     As I say I graduated in’66 so I spent the summer attending summer school at Berkeley.  By this time the Revolution was over and the revolutionists were in control.  When I came up from Hayward I entered the campus through the famous Sather Gate, perhaps since renamed Legends Of Freedom Gate, I don’t know.  I used to see the ‘fabled’ Allen Ginsberg there trying to sell the Berkeley Barb or whatever.

     Just inside the Gates Of Freedom, I think Dylan sang about some such fantasy, just inside the gates of freedom the Jewish Commissars of the revolution sat.  One was supposed to submit one’s free American manhood to these ‘revolutionary’ slugs if one wished to attend classes unmolested.  I just walked by these slugs because I didn’t know what was going on.  I was told what was going on.  Well, I’m a free American boy, born that way, not going to give it up, you dig?  I don’t submit my manhood to anybody least of all some degenerate looking slug pretending to be Cheka, Gestapo, Che or whatever.  Fuck that… pardon me, none of that for me.

     Now, Berkeley had these huge thousand member or something like that, lecture classes.  The teaching genius who wrote a book or two you’ve never heard of, lectured from a podium about a mile away then we were all divided into groups of about thirty and turned over to teaching assistants who were, you guessed it, vetted by the Commissars.  You know where I stood in that great battle for, what was that word Mr. Marcus?  Freedom?  A legendary one too.

     And you mentioned all these legends of freedom that preceded the so-called Free Speech Movement of Berkeley as representative?

     And did we all dance with one hand waving free with no fences but the sky facing?

      Don’t be disingenuous sir!  None of the people you mention were interested in the least in freedom for anyone but themselves and I’m afraid that might include you.  So was Berkeley a mere created situation that preceded the situation in Paris in ’68?  Were the Commissars active in Paris as they were in Berkeley?  I’ll bet they were.

     Actually I’m beyond the third reading which is quite a tribute to Mr. Marcus.  I’m up to five readings of Legends Of Freedom and I’ll probably be at five for the rest of the situations Mr. Marcus records.  I may do some more detail work when I finish the main outline.
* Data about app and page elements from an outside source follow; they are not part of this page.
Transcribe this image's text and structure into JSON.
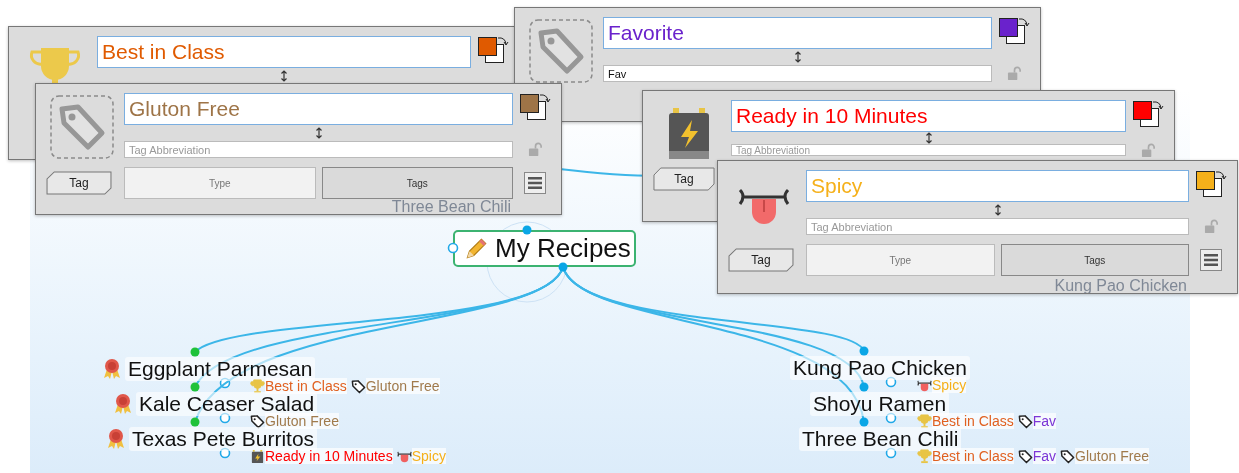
{
  "panels": [
    {
      "kind": "trophy",
      "name": "Best in Class",
      "color": "#e05a00"
    },
    {
      "kind": "tag",
      "name": "Favorite",
      "color": "#6a22cc",
      "abbreviation": {
        "value": "Fav"
      }
    },
    {
      "kind": "tag",
      "name": "Gluton Free",
      "color": "#9e7447",
      "abbreviation": {
        "placeholder": "Tag Abbreviation"
      },
      "buttons": [
        {
          "kind": "tag",
          "label": "Tag"
        },
        {
          "kind": "type",
          "label": "Type"
        },
        {
          "kind": "tags",
          "label": "Tags"
        }
      ],
      "ghost_label": "Three Bean Chili"
    },
    {
      "kind": "battery",
      "name": "Ready in 10 Minutes",
      "color": "#ff0000",
      "abbreviation": {
        "placeholder": "Tag Abbreviation"
      },
      "buttons": [
        {
          "kind": "tag",
          "label": "Tag"
        }
      ]
    },
    {
      "kind": "tongue",
      "name": "Spicy",
      "color": "#f5b01a",
      "abbreviation": {
        "placeholder": "Tag Abbreviation"
      },
      "buttons": [
        {
          "kind": "tag",
          "label": "Tag"
        },
        {
          "kind": "type",
          "label": "Type"
        },
        {
          "kind": "tags",
          "label": "Tags"
        }
      ],
      "ghost_label": "Kung Pao Chicken"
    }
  ],
  "map": {
    "root": {
      "label": "My Recipes"
    },
    "left_nodes": [
      {
        "label": "Eggplant Parmesan",
        "tags": [
          {
            "kind": "trophy",
            "label": "Best in Class",
            "color": "#e06020"
          },
          {
            "kind": "tag",
            "label": "Gluton Free",
            "color": "#a07a4c"
          }
        ]
      },
      {
        "label": "Kale Ceaser Salad",
        "tags": [
          {
            "kind": "tag",
            "label": "Gluton Free",
            "color": "#a07a4c"
          }
        ]
      },
      {
        "label": "Texas Pete Burritos",
        "tags": [
          {
            "kind": "battery",
            "label": "Ready in 10 Minutes",
            "color": "#ff0000"
          },
          {
            "kind": "tongue",
            "label": "Spicy",
            "color": "#f5b01a"
          }
        ]
      }
    ],
    "right_nodes": [
      {
        "label": "Kung Pao Chicken",
        "tags": [
          {
            "kind": "tongue",
            "label": "Spicy",
            "color": "#f5b01a"
          }
        ]
      },
      {
        "label": "Shoyu Ramen",
        "tags": [
          {
            "kind": "trophy",
            "label": "Best in Class",
            "color": "#e06020"
          },
          {
            "kind": "tag",
            "label": "Fav",
            "color": "#7b35d6"
          }
        ]
      },
      {
        "label": "Three Bean Chili",
        "tags": [
          {
            "kind": "trophy",
            "label": "Best in Class",
            "color": "#e06020"
          },
          {
            "kind": "tag",
            "label": "Fav",
            "color": "#7b35d6"
          },
          {
            "kind": "tag",
            "label": "Gluton Free",
            "color": "#a07a4c"
          }
        ]
      }
    ]
  }
}
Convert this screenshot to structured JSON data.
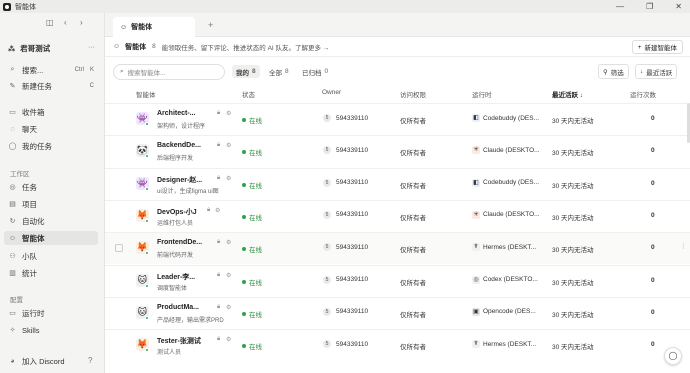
{
  "titlebar": {
    "title": "智能体",
    "minimize": "—",
    "maximize": "❐",
    "close": "✕"
  },
  "sidebar": {
    "workspace": "君哥测试",
    "workspace_menu": "···",
    "top_items": [
      {
        "label": "搜索...",
        "kbd1": "Ctrl",
        "kbd2": "K",
        "icon": "search-icon"
      },
      {
        "label": "新建任务",
        "kbd1": "C",
        "icon": "edit-icon"
      }
    ],
    "group1": [
      {
        "label": "收件箱",
        "icon": "inbox-icon"
      },
      {
        "label": "聊天",
        "icon": "chat-icon"
      },
      {
        "label": "我的任务",
        "icon": "user-task-icon"
      }
    ],
    "section_workspace": "工作区",
    "group2": [
      {
        "label": "任务",
        "icon": "task-icon"
      },
      {
        "label": "项目",
        "icon": "folder-icon"
      },
      {
        "label": "自动化",
        "icon": "automation-icon"
      },
      {
        "label": "智能体",
        "icon": "bot-icon",
        "active": true
      },
      {
        "label": "小队",
        "icon": "team-icon"
      },
      {
        "label": "统计",
        "icon": "chart-icon"
      }
    ],
    "section_config": "配置",
    "group3": [
      {
        "label": "运行时",
        "icon": "runtime-icon"
      },
      {
        "label": "Skills",
        "icon": "skills-icon"
      }
    ],
    "discord": "加入 Discord"
  },
  "tabs": [
    {
      "label": "智能体"
    }
  ],
  "info": {
    "title": "智能体",
    "count": "8",
    "desc": "能领取任务、留下评论、推进状态的 AI 队友。了解更多 →",
    "new_button": "新建智能体"
  },
  "filters": {
    "search_placeholder": "搜索智能体...",
    "tabs": [
      {
        "label": "我的",
        "count": "8",
        "active": true
      },
      {
        "label": "全部",
        "count": "8"
      },
      {
        "label": "已归档",
        "count": "0"
      }
    ],
    "filter_btn": "筛选",
    "sort_btn": "最近活跃"
  },
  "table": {
    "headers": {
      "agent": "智能体",
      "status": "状态",
      "owner": "Owner",
      "access": "访问权限",
      "runtime": "运行时",
      "last_active": "最近活跃 ↓",
      "runs": "运行次数"
    },
    "rows": [
      {
        "name": "Architect-...",
        "desc": "架构师，设计程序",
        "avatar": "👾",
        "avatar_bg": "#efe7fb",
        "status": "在线",
        "owner_initial": "5",
        "owner": "594339110",
        "access": "仅所有者",
        "runtime_icon": "◧",
        "runtime_bg": "#e8eef8",
        "runtime": "Codebuddy (DES...",
        "last_active": "30 天内无活动",
        "runs": "0"
      },
      {
        "name": "BackendDe...",
        "desc": "后端程序开发",
        "avatar": "🐼",
        "avatar_bg": "#f0f0f0",
        "status": "在线",
        "owner_initial": "5",
        "owner": "594339110",
        "access": "仅所有者",
        "runtime_icon": "✳",
        "runtime_bg": "#fbe9e2",
        "runtime": "Claude (DESKTO...",
        "last_active": "30 天内无活动",
        "runs": "0"
      },
      {
        "name": "Designer-赵...",
        "desc": "ui设计，生成figma ui图",
        "avatar": "👾",
        "avatar_bg": "#efe7fb",
        "status": "在线",
        "owner_initial": "5",
        "owner": "594339110",
        "access": "仅所有者",
        "runtime_icon": "◧",
        "runtime_bg": "#e8eef8",
        "runtime": "Codebuddy (DES...",
        "last_active": "30 天内无活动",
        "runs": "0"
      },
      {
        "name": "DevOps-小J",
        "desc": "运维打包人员",
        "avatar": "🦊",
        "avatar_bg": "#fdeee3",
        "status": "在线",
        "owner_initial": "5",
        "owner": "594339110",
        "access": "仅所有者",
        "runtime_icon": "✳",
        "runtime_bg": "#fbe9e2",
        "runtime": "Claude (DESKTO...",
        "last_active": "30 天内无活动",
        "runs": "0"
      },
      {
        "name": "FrontendDe...",
        "desc": "前端代码开发",
        "avatar": "🦊",
        "avatar_bg": "#fdeee3",
        "status": "在线",
        "owner_initial": "5",
        "owner": "594339110",
        "access": "仅所有者",
        "runtime_icon": "☤",
        "runtime_bg": "#f0f0f0",
        "runtime": "Hermes (DESKT...",
        "last_active": "30 天内无活动",
        "runs": "0"
      },
      {
        "name": "Leader-李...",
        "desc": "调度智能体",
        "avatar": "🐱",
        "avatar_bg": "#f0f0f0",
        "status": "在线",
        "owner_initial": "5",
        "owner": "594339110",
        "access": "仅所有者",
        "runtime_icon": "◎",
        "runtime_bg": "#f0f0f0",
        "runtime": "Codex (DESKTO...",
        "last_active": "30 天内无活动",
        "runs": "0"
      },
      {
        "name": "ProductMa...",
        "desc": "产品经理，输出需求PRD",
        "avatar": "🐱",
        "avatar_bg": "#f0f0f0",
        "status": "在线",
        "owner_initial": "5",
        "owner": "594339110",
        "access": "仅所有者",
        "runtime_icon": "▣",
        "runtime_bg": "#e6e6e6",
        "runtime": "Opencode (DES...",
        "last_active": "30 天内无活动",
        "runs": "0"
      },
      {
        "name": "Tester-张测试",
        "desc": "测试人员",
        "avatar": "🦊",
        "avatar_bg": "#fdeee3",
        "status": "在线",
        "owner_initial": "5",
        "owner": "594339110",
        "access": "仅所有者",
        "runtime_icon": "☤",
        "runtime_bg": "#f0f0f0",
        "runtime": "Hermes (DESKT...",
        "last_active": "30 天内无活动",
        "runs": "0"
      }
    ]
  },
  "colors": {
    "online": "#2ea44f",
    "accent": "#222222"
  }
}
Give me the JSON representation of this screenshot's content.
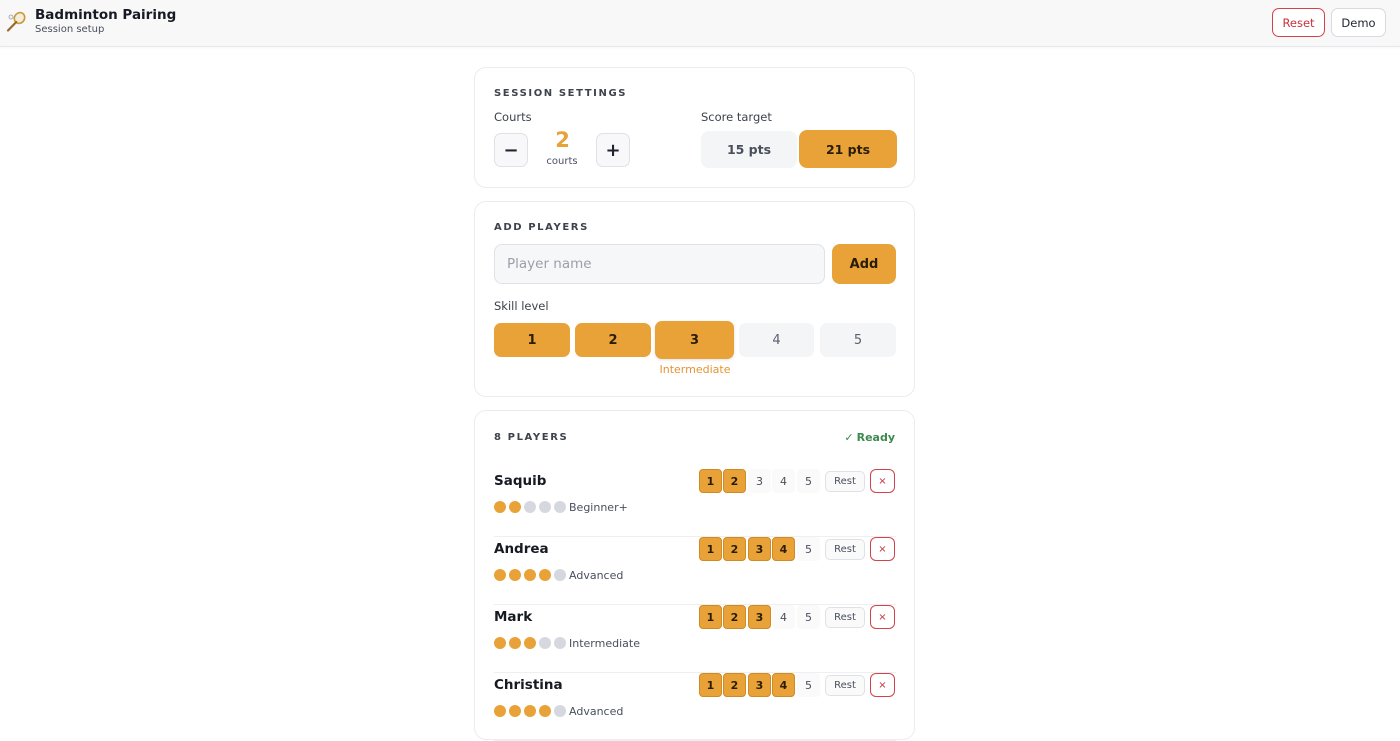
{
  "header": {
    "brand_icon": "badminton-racket-icon",
    "title": "Badminton Pairing",
    "subtitle": "Session setup",
    "reset_label": "Reset",
    "demo_label": "Demo"
  },
  "settings": {
    "section_label": "SESSION SETTINGS",
    "courts_label": "Courts",
    "decrement_label": "−",
    "increment_label": "+",
    "courts_value": "2",
    "courts_unit": "courts",
    "score_label": "Score target",
    "score_options": [
      "15 pts",
      "21 pts"
    ],
    "score_selected": "21 pts"
  },
  "add_players": {
    "section_label": "ADD PLAYERS",
    "input_value": "",
    "input_placeholder": "Player name",
    "add_label": "Add",
    "skill_label": "Skill level",
    "skill_levels": [
      "1",
      "2",
      "3",
      "4",
      "5"
    ],
    "skill_selected": "3",
    "skill_caption": "Intermediate"
  },
  "players": {
    "section_label": "8 PLAYERS",
    "ready_label": "Ready",
    "rest_label": "Rest",
    "remove_label": "×",
    "level_labels": [
      "1",
      "2",
      "3",
      "4",
      "5"
    ],
    "list": [
      {
        "name": "Saquib",
        "level": 2,
        "level_text": "Beginner+"
      },
      {
        "name": "Andrea",
        "level": 4,
        "level_text": "Advanced"
      },
      {
        "name": "Mark",
        "level": 3,
        "level_text": "Intermediate"
      },
      {
        "name": "Christina",
        "level": 4,
        "level_text": "Advanced"
      }
    ]
  },
  "colors": {
    "accent": "#e8a238",
    "danger": "#c5333b",
    "ready": "#3b8a4e"
  }
}
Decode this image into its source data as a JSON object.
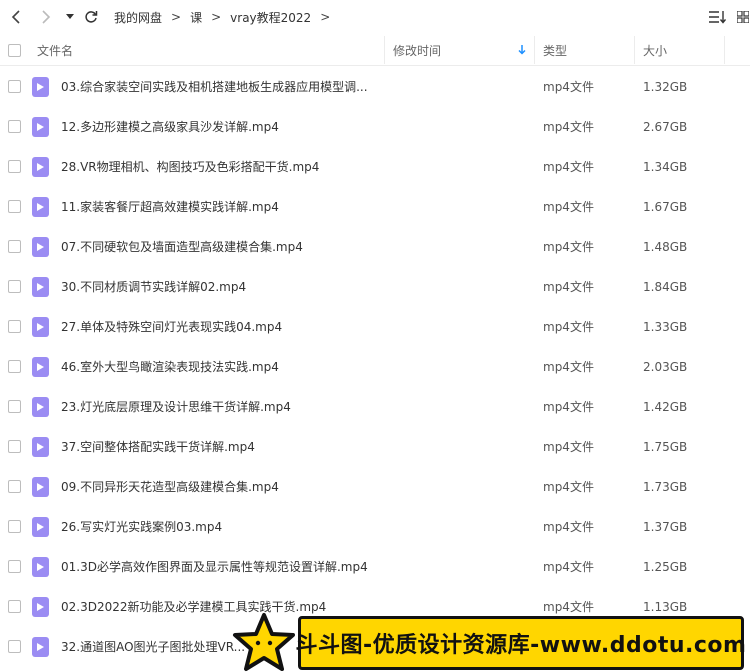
{
  "toolbar": {
    "breadcrumb": [
      "我的网盘",
      "课",
      "vray教程2022"
    ],
    "separator": ">"
  },
  "columns": {
    "name": "文件名",
    "modified": "修改时间",
    "type": "类型",
    "size": "大小"
  },
  "files": [
    {
      "name": "03.综合家装空间实践及相机搭建地板生成器应用模型调...",
      "type": "mp4文件",
      "size": "1.32GB"
    },
    {
      "name": "12.多边形建模之高级家具沙发详解.mp4",
      "type": "mp4文件",
      "size": "2.67GB"
    },
    {
      "name": "28.VR物理相机、构图技巧及色彩搭配干货.mp4",
      "type": "mp4文件",
      "size": "1.34GB"
    },
    {
      "name": "11.家装客餐厅超高效建模实践详解.mp4",
      "type": "mp4文件",
      "size": "1.67GB"
    },
    {
      "name": "07.不同硬软包及墙面造型高级建模合集.mp4",
      "type": "mp4文件",
      "size": "1.48GB"
    },
    {
      "name": "30.不同材质调节实践详解02.mp4",
      "type": "mp4文件",
      "size": "1.84GB"
    },
    {
      "name": "27.单体及特殊空间灯光表现实践04.mp4",
      "type": "mp4文件",
      "size": "1.33GB"
    },
    {
      "name": "46.室外大型鸟瞰渲染表现技法实践.mp4",
      "type": "mp4文件",
      "size": "2.03GB"
    },
    {
      "name": "23.灯光底层原理及设计思维干货详解.mp4",
      "type": "mp4文件",
      "size": "1.42GB"
    },
    {
      "name": "37.空间整体搭配实践干货详解.mp4",
      "type": "mp4文件",
      "size": "1.75GB"
    },
    {
      "name": "09.不同异形天花造型高级建模合集.mp4",
      "type": "mp4文件",
      "size": "1.73GB"
    },
    {
      "name": "26.写实灯光实践案例03.mp4",
      "type": "mp4文件",
      "size": "1.37GB"
    },
    {
      "name": "01.3D必学高效作图界面及显示属性等规范设置详解.mp4",
      "type": "mp4文件",
      "size": "1.25GB"
    },
    {
      "name": "02.3D2022新功能及必学建模工具实践干货.mp4",
      "type": "mp4文件",
      "size": "1.13GB"
    },
    {
      "name": "32.通道图AO图光子图批处理VR...",
      "type": "",
      "size": ""
    }
  ],
  "watermark": {
    "text": "斗斗图-优质设计资源库-www.ddotu.com"
  },
  "colors": {
    "file_icon": "#9b8cf3",
    "sort_arrow": "#1e90ff",
    "banner": "#ffd600"
  },
  "icons": {
    "back": "chevron-left-icon",
    "forward": "chevron-right-icon",
    "history": "caret-down-icon",
    "refresh": "refresh-icon",
    "view": "sort-list-icon",
    "more": "grid-icon",
    "file": "video-file-icon",
    "sort": "arrow-down-icon",
    "watermark": "star-icon"
  }
}
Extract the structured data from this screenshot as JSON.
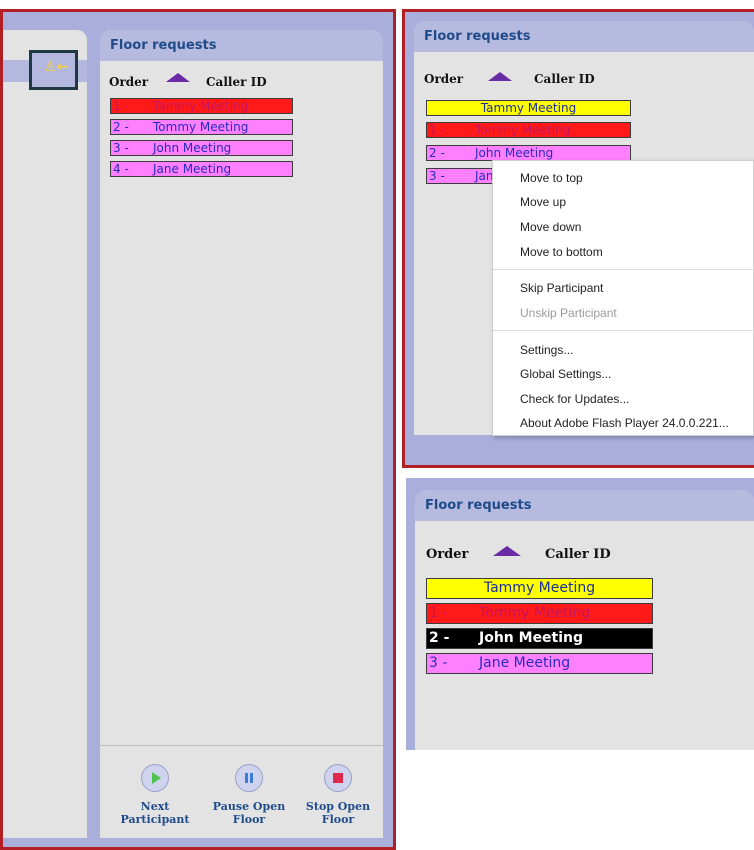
{
  "panel_title": "Floor requests",
  "columns": {
    "order": "Order",
    "caller_id": "Caller ID"
  },
  "left_panel": {
    "rows": [
      {
        "num": "1 -",
        "name": "Tammy Meeting"
      },
      {
        "num": "2 -",
        "name": "Tommy Meeting"
      },
      {
        "num": "3 -",
        "name": "John Meeting"
      },
      {
        "num": "4 -",
        "name": "Jane Meeting"
      }
    ],
    "toolbar": {
      "next_line1": "Next",
      "next_line2": "Participant",
      "pause_line1": "Pause Open",
      "pause_line2": "Floor",
      "stop_line1": "Stop Open",
      "stop_line2": "Floor"
    }
  },
  "top_right_panel": {
    "current": "Tammy Meeting",
    "rows": [
      {
        "num": "1 -",
        "name": "Tommy Meeting"
      },
      {
        "num": "2 -",
        "name": "John Meeting"
      },
      {
        "num": "3 -",
        "name": "Jane Meeting"
      }
    ]
  },
  "context_menu": {
    "move_to_top": "Move to top",
    "move_up": "Move up",
    "move_down": "Move down",
    "move_to_bottom": "Move to bottom",
    "skip": "Skip Participant",
    "unskip": "Unskip Participant",
    "settings": "Settings...",
    "global_settings": "Global Settings...",
    "check_updates": "Check for Updates...",
    "about": "About Adobe Flash Player 24.0.0.221..."
  },
  "bottom_right_panel": {
    "current": "Tammy Meeting",
    "rows": [
      {
        "num": "1 -",
        "name": "Tommy Meeting"
      },
      {
        "num": "2 -",
        "name": "John Meeting"
      },
      {
        "num": "3 -",
        "name": "Jane Meeting"
      }
    ]
  },
  "colors": {
    "frame_red": "#b11f24",
    "panel_blue": "#a9aedb",
    "header_blue": "#b7badf",
    "row_red": "#ff1a1a",
    "row_pink": "#ff80ff",
    "row_yellow": "#ffff00",
    "row_selected": "#000000",
    "sort_arrow": "#6a2ca6"
  },
  "icons": {
    "sort_arrow": "triangle-up",
    "collapse": "participants-arrow-left-icon",
    "next": "play-icon",
    "pause": "pause-icon",
    "stop": "stop-icon"
  }
}
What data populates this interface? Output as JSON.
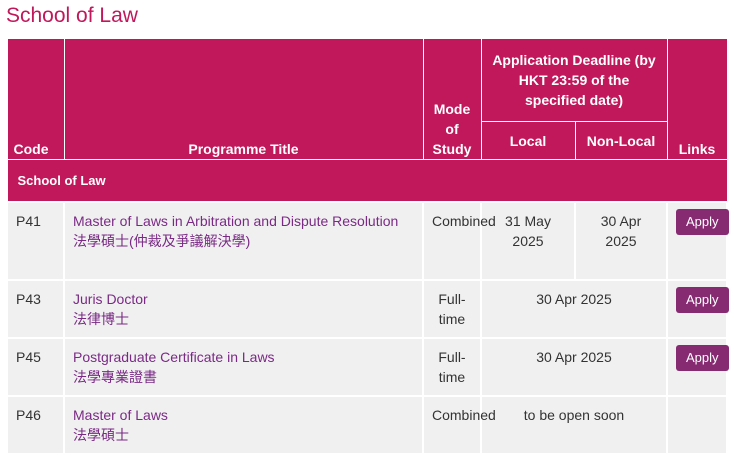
{
  "page": {
    "title": "School of Law"
  },
  "table": {
    "headers": {
      "code": "Code",
      "programme_title": "Programme Title",
      "mode_of_study": "Mode of Study",
      "application_deadline": "Application Deadline (by HKT 23:59 of the specified date)",
      "local": "Local",
      "non_local": "Non-Local",
      "links": "Links"
    },
    "group_label": "School of Law",
    "apply_label": "Apply",
    "rows": [
      {
        "code": "P41",
        "title_en": "Master of Laws in Arbitration and Dispute Resolution",
        "title_zh": "法學碩士(仲裁及爭議解決學)",
        "mode": "Combined",
        "local": "31 May 2025",
        "non_local": "30 Apr 2025",
        "has_apply": true
      },
      {
        "code": "P43",
        "title_en": "Juris Doctor",
        "title_zh": "法律博士",
        "mode": "Full-time",
        "deadline": "30 Apr 2025",
        "has_apply": true
      },
      {
        "code": "P45",
        "title_en": "Postgraduate Certificate in Laws",
        "title_zh": "法學專業證書",
        "mode": "Full-time",
        "deadline": "30 Apr 2025",
        "has_apply": true
      },
      {
        "code": "P46",
        "title_en": "Master of Laws",
        "title_zh": "法學碩士",
        "mode": "Combined",
        "deadline": "to be open soon",
        "has_apply": false
      }
    ]
  },
  "colors": {
    "accent": "#c0185a",
    "button": "#862b72",
    "link": "#7a2a85",
    "row_bg": "#f0f0f0"
  }
}
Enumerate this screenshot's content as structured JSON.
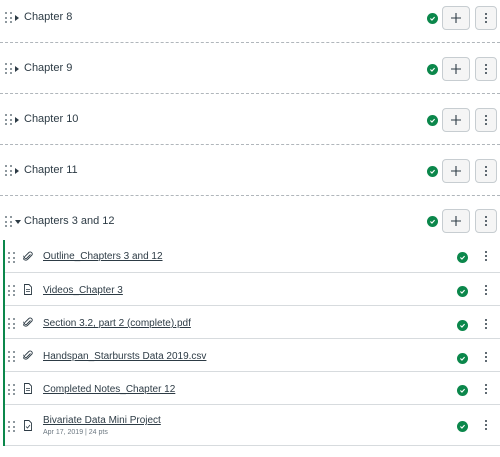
{
  "modules": [
    {
      "title": "Chapter 8",
      "expanded": false
    },
    {
      "title": "Chapter 9",
      "expanded": false
    },
    {
      "title": "Chapter 10",
      "expanded": false
    },
    {
      "title": "Chapter 11",
      "expanded": false
    },
    {
      "title": "Chapters 3 and 12",
      "expanded": true
    }
  ],
  "items": [
    {
      "title": "Outline_Chapters 3 and 12",
      "icon": "attachment-icon"
    },
    {
      "title": "Videos_Chapter 3",
      "icon": "page-icon"
    },
    {
      "title": "Section 3.2, part 2 (complete).pdf",
      "icon": "attachment-icon"
    },
    {
      "title": "Handspan_Starbursts Data 2019.csv",
      "icon": "attachment-icon"
    },
    {
      "title": "Completed Notes_Chapter 12",
      "icon": "page-icon"
    },
    {
      "title": "Bivariate Data Mini Project",
      "icon": "assignment-icon",
      "meta": "Apr 17, 2019  |  24 pts"
    }
  ],
  "colors": {
    "accent": "#0b874b",
    "text": "#2d3b45",
    "muted": "#6b7780"
  }
}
     Next let us turn to the second situation.  The Art Of Yesterday’s Crash.

End Of Part III